[Exercise data]
- Opening Delimiter -

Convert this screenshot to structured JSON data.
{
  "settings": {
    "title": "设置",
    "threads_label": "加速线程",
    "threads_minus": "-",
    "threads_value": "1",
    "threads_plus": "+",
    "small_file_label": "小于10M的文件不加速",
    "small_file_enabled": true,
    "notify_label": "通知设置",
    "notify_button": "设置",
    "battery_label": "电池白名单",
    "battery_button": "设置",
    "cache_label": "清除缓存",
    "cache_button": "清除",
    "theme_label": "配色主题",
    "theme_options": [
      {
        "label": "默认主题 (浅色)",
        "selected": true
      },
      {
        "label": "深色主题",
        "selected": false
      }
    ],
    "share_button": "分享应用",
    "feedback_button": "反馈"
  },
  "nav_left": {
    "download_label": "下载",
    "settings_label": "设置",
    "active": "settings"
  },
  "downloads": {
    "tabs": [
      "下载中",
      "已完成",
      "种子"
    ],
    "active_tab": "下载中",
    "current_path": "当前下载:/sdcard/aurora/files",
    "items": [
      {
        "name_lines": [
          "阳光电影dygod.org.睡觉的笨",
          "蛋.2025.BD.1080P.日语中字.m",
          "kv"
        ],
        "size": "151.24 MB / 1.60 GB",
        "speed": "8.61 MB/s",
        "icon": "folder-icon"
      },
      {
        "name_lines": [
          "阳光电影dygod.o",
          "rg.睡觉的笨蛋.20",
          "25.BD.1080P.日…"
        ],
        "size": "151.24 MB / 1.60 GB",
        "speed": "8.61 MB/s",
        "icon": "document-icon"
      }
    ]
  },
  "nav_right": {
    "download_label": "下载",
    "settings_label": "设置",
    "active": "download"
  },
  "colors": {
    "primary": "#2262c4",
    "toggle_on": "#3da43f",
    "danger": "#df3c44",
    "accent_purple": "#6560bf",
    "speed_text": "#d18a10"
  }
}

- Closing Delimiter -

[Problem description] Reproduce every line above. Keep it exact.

[Exercise response]
Convert this screenshot to structured JSON data.
{
  "settings": {
    "title": "设置",
    "threads_label": "加速线程",
    "threads_minus": "-",
    "threads_value": "1",
    "threads_plus": "+",
    "small_file_label": "小于10M的文件不加速",
    "small_file_enabled": true,
    "notify_label": "通知设置",
    "notify_button": "设置",
    "battery_label": "电池白名单",
    "battery_button": "设置",
    "cache_label": "清除缓存",
    "cache_button": "清除",
    "theme_label": "配色主题",
    "theme_options": [
      {
        "label": "默认主题 (浅色)",
        "selected": true
      },
      {
        "label": "深色主题",
        "selected": false
      }
    ],
    "share_button": "分享应用",
    "feedback_button": "反馈"
  },
  "nav_left": {
    "download_label": "下载",
    "settings_label": "设置",
    "active": "settings"
  },
  "downloads": {
    "tabs": [
      "下载中",
      "已完成",
      "种子"
    ],
    "active_tab": "下载中",
    "current_path": "当前下载:/sdcard/aurora/files",
    "items": [
      {
        "name_lines": [
          "阳光电影dygod.org.睡觉的笨",
          "蛋.2025.BD.1080P.日语中字.m",
          "kv"
        ],
        "size": "151.24 MB / 1.60 GB",
        "speed": "8.61 MB/s",
        "icon": "folder-icon"
      },
      {
        "name_lines": [
          "阳光电影dygod.o",
          "rg.睡觉的笨蛋.20",
          "25.BD.1080P.日…"
        ],
        "size": "151.24 MB / 1.60 GB",
        "speed": "8.61 MB/s",
        "icon": "document-icon"
      }
    ]
  },
  "nav_right": {
    "download_label": "下载",
    "settings_label": "设置",
    "active": "download"
  },
  "colors": {
    "primary": "#2262c4",
    "toggle_on": "#3da43f",
    "danger": "#df3c44",
    "accent_purple": "#6560bf",
    "speed_text": "#d18a10"
  }
}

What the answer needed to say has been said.